[Opening Data under study section]
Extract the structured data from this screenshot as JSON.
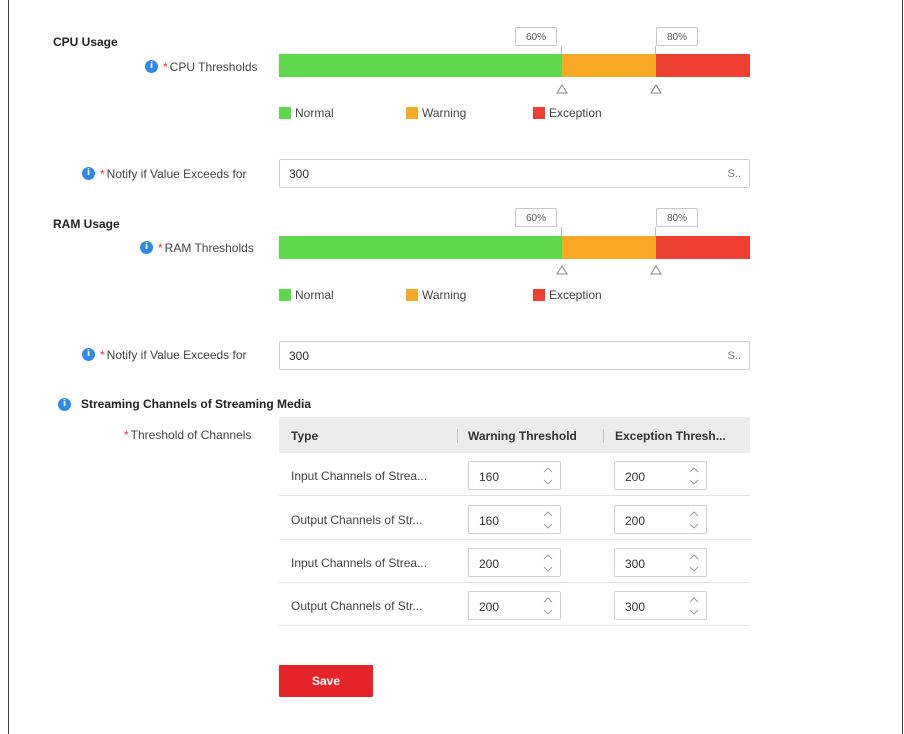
{
  "cpu": {
    "title": "CPU Usage",
    "threshold_label": "CPU Thresholds",
    "required_mark": "*",
    "warning_threshold": "60%",
    "exception_threshold": "80%",
    "warning_fraction": 0.6,
    "exception_fraction": 0.8,
    "legend": {
      "normal": "Normal",
      "warning": "Warning",
      "exception": "Exception"
    },
    "notify_label": "Notify if Value Exceeds for",
    "notify_value": "300",
    "notify_unit": "S.."
  },
  "ram": {
    "title": "RAM Usage",
    "threshold_label": "RAM Thresholds",
    "required_mark": "*",
    "warning_threshold": "60%",
    "exception_threshold": "80%",
    "warning_fraction": 0.6,
    "exception_fraction": 0.8,
    "legend": {
      "normal": "Normal",
      "warning": "Warning",
      "exception": "Exception"
    },
    "notify_label": "Notify if Value Exceeds for",
    "notify_value": "300",
    "notify_unit": "S.."
  },
  "streaming": {
    "title": "Streaming Channels of Streaming Media",
    "threshold_label": "Threshold of Channels",
    "required_mark": "*",
    "columns": [
      "Type",
      "Warning Threshold",
      "Exception Thresh..."
    ],
    "rows": [
      {
        "type": "Input Channels of Strea...",
        "warning": "160",
        "exception": "200"
      },
      {
        "type": "Output Channels of Str...",
        "warning": "160",
        "exception": "200"
      },
      {
        "type": "Input Channels of Strea...",
        "warning": "200",
        "exception": "300"
      },
      {
        "type": "Output Channels of Str...",
        "warning": "200",
        "exception": "300"
      }
    ]
  },
  "actions": {
    "save_label": "Save"
  },
  "colors": {
    "normal": "#5ed94b",
    "warning": "#f7a926",
    "exception": "#ef3f33",
    "primary_button": "#e8242b",
    "info": "#2f8ae5"
  }
}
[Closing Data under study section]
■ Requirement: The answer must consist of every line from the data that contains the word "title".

■ Response:
    "title": "CPU Usage",
    "title": "RAM Usage",
    "title": "Streaming Channels of Streaming Media",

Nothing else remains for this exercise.